Why is this idea of democracy so important? Perhaps it is because when living our lives in an alternative to the wilderness, we all have the reasonable expectation of being consulted on every matter that affects us as individuals in return for the same consideration expected of ourselves with respect to those of our actions that may impact the community. After all, if this expectation is not met, it only confirms that we are not part of the community to which we contribute - and such circumstances have proven by pogrom and holocaust, to be far more hazardous than fending for ourselves in the wilderness. In this sense it can be argued that the opportunity for democratic participation by members of society is indeed a universal expectation whose betrayal renders membership redundant. Democracy is an example of a "human right" whose ultimate test falls to the purely empathic realisation that "If I were in the place of that social victim, I would feel betrayed by society too.

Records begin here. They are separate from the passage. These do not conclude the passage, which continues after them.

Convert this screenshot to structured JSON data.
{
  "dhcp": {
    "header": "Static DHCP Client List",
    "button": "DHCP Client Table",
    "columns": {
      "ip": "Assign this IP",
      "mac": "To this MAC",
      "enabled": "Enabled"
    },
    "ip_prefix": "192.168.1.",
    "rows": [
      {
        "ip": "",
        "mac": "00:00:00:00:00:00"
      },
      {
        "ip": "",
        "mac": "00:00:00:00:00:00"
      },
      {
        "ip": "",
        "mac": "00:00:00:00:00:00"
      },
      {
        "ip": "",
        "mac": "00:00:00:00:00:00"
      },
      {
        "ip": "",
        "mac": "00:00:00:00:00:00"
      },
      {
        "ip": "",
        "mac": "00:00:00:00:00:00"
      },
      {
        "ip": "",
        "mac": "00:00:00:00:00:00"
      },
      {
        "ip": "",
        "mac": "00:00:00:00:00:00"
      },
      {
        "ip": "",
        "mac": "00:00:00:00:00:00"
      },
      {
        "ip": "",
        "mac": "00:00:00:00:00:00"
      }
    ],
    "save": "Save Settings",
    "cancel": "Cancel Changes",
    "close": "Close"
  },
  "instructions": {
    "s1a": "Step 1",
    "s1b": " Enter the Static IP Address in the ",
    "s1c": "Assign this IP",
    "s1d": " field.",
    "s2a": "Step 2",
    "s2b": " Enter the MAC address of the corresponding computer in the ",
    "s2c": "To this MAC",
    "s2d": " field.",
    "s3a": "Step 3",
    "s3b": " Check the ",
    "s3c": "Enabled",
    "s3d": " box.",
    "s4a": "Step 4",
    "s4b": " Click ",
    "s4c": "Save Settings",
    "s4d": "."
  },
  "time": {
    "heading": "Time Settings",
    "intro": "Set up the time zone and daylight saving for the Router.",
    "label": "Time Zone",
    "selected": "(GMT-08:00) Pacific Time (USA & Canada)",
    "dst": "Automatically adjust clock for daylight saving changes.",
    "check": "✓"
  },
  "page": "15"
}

Therefore, victimisation however socially acceptable is a violation of human rights."



Empathy and conscience are verifiable cognitive functions dedicated to the understanding of others and the accounting of deeds with respect to the Empathic Principle (or Golden Rule as it is more commonly known). This alone shows that the individual is the equal of state and religion in matters of spiritual and moral authority.

Communities lacking in empathy are in practice less satisfying places to live than those communities rich in empathy. Imagine, the difference between living amongst friends who try to understand one another's needs and living among associates concerned only with their own needs. I believe that this defines the difference between the hard times and the prosperous times. Australia was once one of the most prosperous places to live when the Australian culture was defined by the willingness to "give 'em a go" (IE to do what you can to ensure others had the opportunity to live just like you) enshrined in the famous colloquialism, the "fair go". I believe that the ebb and flow of empathic behaviour governed in part by cycles of systematic suppression and expression of empathy guarantees the changes in national fortunes, particularly as they manifest themselves in the lives of individual citizens.

It is a matter of simple empathic logic that if you want others to make room for you to live, you likewise have to make room for them to live. There are so many ways to thusly confirm the validity of empathy as the ultimate authority that it is easy to assume it should suffer no opposition. The opportunity to control and manipulate people depends on debasing the authority of empathy or conscience, such that people and institutions will occasionally try to stifle or otherwise subvert the empathy of others for the sake of gaining unjust advantage. Thus I believe that the absolute authority of empathy must be defended from time to time lest it be lost.

If God is love, then it is my conclusion that empathy is the Holy Spirit; the veritable voice of God that speaks with all the power and authority of "prophetic revelation" to every living human being. In this sense, every human being without exception is "Friend of God", "Prophet of God", "Messenger of God", "Son/Daughter of God", "Apostle of God", and "Manifestation of God". Thus I believe that the test of prophesy is not whether it comes to pass in any historical sense, but whether the prophesy comes to pass the empathically definitive test of being conscionable in every detail. As such the study of empathy is, in my estimation, the single most important field of philosophy. This may sound unconventional, even eccentric, but I ask you; Does not every rose thorn have a point?